■ Task directions:
The lines of the records that include "icon" should all be copied.

Items from a data source
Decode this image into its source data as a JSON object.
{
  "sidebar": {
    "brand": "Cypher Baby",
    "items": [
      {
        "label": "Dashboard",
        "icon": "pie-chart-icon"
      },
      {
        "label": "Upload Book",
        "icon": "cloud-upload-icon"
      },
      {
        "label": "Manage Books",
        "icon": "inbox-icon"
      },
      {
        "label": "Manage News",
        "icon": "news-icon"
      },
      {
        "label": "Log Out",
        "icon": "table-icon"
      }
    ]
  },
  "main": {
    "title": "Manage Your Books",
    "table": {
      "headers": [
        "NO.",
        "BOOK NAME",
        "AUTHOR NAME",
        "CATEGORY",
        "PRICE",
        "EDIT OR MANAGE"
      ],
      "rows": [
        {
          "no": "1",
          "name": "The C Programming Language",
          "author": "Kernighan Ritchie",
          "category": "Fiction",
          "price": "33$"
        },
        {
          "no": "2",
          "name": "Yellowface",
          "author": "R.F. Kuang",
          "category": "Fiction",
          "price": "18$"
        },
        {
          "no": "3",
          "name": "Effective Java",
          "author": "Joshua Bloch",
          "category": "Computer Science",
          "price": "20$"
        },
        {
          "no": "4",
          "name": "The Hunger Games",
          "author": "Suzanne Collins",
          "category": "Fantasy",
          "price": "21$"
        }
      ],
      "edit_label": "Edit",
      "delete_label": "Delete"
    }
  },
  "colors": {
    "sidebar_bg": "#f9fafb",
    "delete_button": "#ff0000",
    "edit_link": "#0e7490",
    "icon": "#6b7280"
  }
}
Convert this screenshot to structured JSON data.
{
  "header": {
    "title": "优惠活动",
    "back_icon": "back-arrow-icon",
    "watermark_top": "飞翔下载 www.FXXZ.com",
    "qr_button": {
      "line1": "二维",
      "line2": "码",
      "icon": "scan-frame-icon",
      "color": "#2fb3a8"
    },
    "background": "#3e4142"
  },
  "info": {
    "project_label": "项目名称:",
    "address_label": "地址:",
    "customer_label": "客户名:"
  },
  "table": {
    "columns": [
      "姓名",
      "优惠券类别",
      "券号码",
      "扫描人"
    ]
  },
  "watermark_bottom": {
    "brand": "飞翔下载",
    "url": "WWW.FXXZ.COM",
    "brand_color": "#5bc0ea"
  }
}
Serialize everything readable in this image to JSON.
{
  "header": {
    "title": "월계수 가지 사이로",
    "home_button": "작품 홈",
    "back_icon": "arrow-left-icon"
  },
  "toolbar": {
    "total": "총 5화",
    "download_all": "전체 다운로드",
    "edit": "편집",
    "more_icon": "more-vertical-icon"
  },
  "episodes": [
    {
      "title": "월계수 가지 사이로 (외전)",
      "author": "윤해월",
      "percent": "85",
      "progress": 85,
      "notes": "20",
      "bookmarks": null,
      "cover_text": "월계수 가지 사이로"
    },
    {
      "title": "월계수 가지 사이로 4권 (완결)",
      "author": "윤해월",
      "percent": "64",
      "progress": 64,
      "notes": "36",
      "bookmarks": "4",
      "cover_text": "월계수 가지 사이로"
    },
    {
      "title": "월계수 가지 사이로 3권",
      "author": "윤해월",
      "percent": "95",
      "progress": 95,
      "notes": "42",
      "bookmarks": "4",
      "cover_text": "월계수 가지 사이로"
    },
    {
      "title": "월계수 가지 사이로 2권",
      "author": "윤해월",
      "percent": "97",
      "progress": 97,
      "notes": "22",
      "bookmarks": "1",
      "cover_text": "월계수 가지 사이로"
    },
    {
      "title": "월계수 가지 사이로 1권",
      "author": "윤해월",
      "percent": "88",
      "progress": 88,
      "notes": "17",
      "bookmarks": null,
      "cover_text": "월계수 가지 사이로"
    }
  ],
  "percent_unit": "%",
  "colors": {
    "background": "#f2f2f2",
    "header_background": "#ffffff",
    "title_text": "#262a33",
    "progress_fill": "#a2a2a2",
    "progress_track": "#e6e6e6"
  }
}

■ Answer box:
        "icon": "pie-chart-icon"
        "icon": "cloud-upload-icon"
        "icon": "inbox-icon"
        "icon": "news-icon"
        "icon": "table-icon"
    "icon": "#6b7280"
    "back_icon": "back-arrow-icon",
      "icon": "scan-frame-icon",
    "back_icon": "arrow-left-icon"
    "more_icon": "more-vertical-icon"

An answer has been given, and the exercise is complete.